## Task to carry out
Would you output all the lines below precisely as they stand, leaving each picture out?

Records for the exercise Block Start

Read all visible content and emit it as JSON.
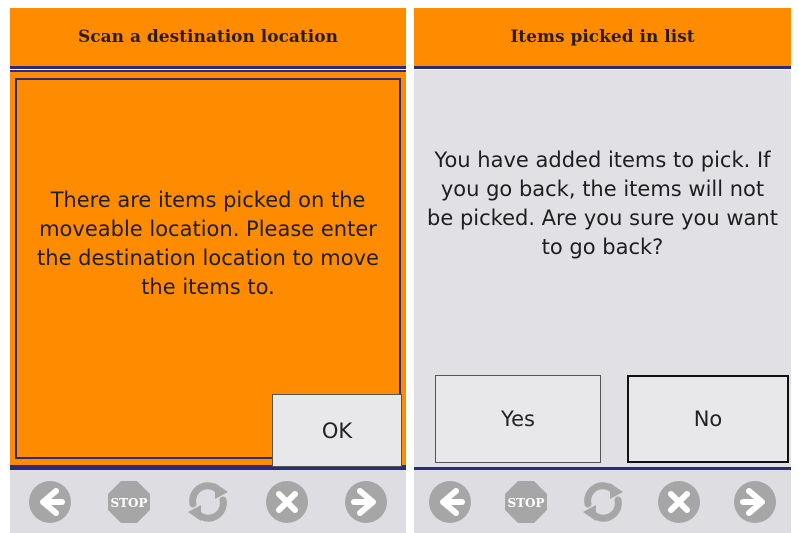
{
  "left_screen": {
    "title": "Scan a destination location",
    "message": "There are items picked on the moveable location. Please enter the destination location to move the items to.",
    "ok_label": "OK"
  },
  "right_screen": {
    "title": "Items picked in list",
    "message": "You have added items to pick. If you go back, the items will not be picked. Are you sure you want to go back?",
    "yes_label": "Yes",
    "no_label": "No"
  },
  "toolbar": {
    "icons": [
      "back-arrow-icon",
      "stop-icon",
      "refresh-icon",
      "cancel-icon",
      "forward-arrow-icon"
    ],
    "stop_label": "STOP"
  },
  "colors": {
    "accent": "#ff8c00",
    "border": "#2b2d7c",
    "panel": "#e1e0e5",
    "toolbar": "#dddde2",
    "icon_gray": "#a6a6a6"
  }
}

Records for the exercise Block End

## Response
Read all visible content and emit it as JSON.
{
  "left_screen": {
    "title": "Scan a destination location",
    "message": "There are items picked on the moveable location. Please enter the destination location to move the items to.",
    "ok_label": "OK"
  },
  "right_screen": {
    "title": "Items picked in list",
    "message": "You have added items to pick. If you go back, the items will not be picked. Are you sure you want to go back?",
    "yes_label": "Yes",
    "no_label": "No"
  },
  "toolbar": {
    "icons": [
      "back-arrow-icon",
      "stop-icon",
      "refresh-icon",
      "cancel-icon",
      "forward-arrow-icon"
    ],
    "stop_label": "STOP"
  },
  "colors": {
    "accent": "#ff8c00",
    "border": "#2b2d7c",
    "panel": "#e1e0e5",
    "toolbar": "#dddde2",
    "icon_gray": "#a6a6a6"
  }
}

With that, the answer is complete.